What Is Domestic Violence?
Domestic violence is a pattern of assaultive and coercive behaviors through the use of physical, sexual, emotional, psychological, and/or economic abuse by one person in a current or former intimate relationship in order to maintain power and control over the other.
Domestic violence knows no boundaries. People of all ages, genders, cultures, religions, professions, abilities, and income levels experience domestic violence. However, systemic racism, poverty, immigration status, disability, and other inequities can make the risks even more severe, especially for BIPOC and LGBTQ individuals.
Types of abuse:
Physical abuse occurs when one person uses physical force or the threat of physical force to intimidate, injure, or endanger another person. A wide range of behaviors falls into the category of physical abuse. They include pushing, hitting, kicking, grabbing, choking, throwing things, driving recklessly, abandonment, and assault with a weapon.
Sexual abuse exists in any situation in which one partner forces another to participate in unwanted, unsafe, or degrading sexual activity. Forcible sex, even by a spouse or intimate partner, is an act of aggression and violence.
Reproductive coercion occurs when one partner strips another of their ability to control their reproductive health.
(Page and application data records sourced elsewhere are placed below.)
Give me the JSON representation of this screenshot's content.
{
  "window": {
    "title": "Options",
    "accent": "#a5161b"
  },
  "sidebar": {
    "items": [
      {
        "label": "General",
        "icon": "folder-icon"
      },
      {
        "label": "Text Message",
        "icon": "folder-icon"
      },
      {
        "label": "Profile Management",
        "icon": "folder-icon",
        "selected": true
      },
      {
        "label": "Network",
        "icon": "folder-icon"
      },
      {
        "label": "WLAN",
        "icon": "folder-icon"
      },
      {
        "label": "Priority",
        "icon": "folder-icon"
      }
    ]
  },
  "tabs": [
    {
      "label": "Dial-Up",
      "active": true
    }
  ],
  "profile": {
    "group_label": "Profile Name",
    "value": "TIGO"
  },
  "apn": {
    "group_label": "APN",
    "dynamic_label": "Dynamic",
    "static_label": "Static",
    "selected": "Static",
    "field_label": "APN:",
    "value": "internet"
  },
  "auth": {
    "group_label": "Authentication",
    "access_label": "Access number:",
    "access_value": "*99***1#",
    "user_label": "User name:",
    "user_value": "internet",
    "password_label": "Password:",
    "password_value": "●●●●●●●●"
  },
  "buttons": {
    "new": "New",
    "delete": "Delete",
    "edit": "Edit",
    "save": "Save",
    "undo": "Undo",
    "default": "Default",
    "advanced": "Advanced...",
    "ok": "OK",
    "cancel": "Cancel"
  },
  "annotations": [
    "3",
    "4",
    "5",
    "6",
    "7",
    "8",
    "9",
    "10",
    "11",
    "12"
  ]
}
It includes sabotaging birth control, threatening or pressuring someone to get pregnant, having an abortion, or removing a condom during sex without consent.
Emotional abuse or psychological abuse can be verbal or nonverbal. Emotional abuse may include verbal abuse, such as yelling, name-calling, blaming, and gaslighting. Nonverbal abuse may consist of behaviors and tactics such as isolation, intimidation, and coercion. Emotional abuse is just as damaging as physical abuse.
Technological-assisted abuse is when a current or former partner uses technology, ranging from cellphones and computers to thermostats and cars, to track, humiliate, or harass.
Economic abuse occurs when one partner controls another’s ability to be financially independent. This may include limiting their ability to work or go to school, controlling access to bank accounts or paychecks, and not allowing their partner’s name on a lease, mortgage, or car title.
If you or someone you know is in an abusive relationship, contact LifeWire’s 24-Hour Helpline at 425-746-1940 for information and support.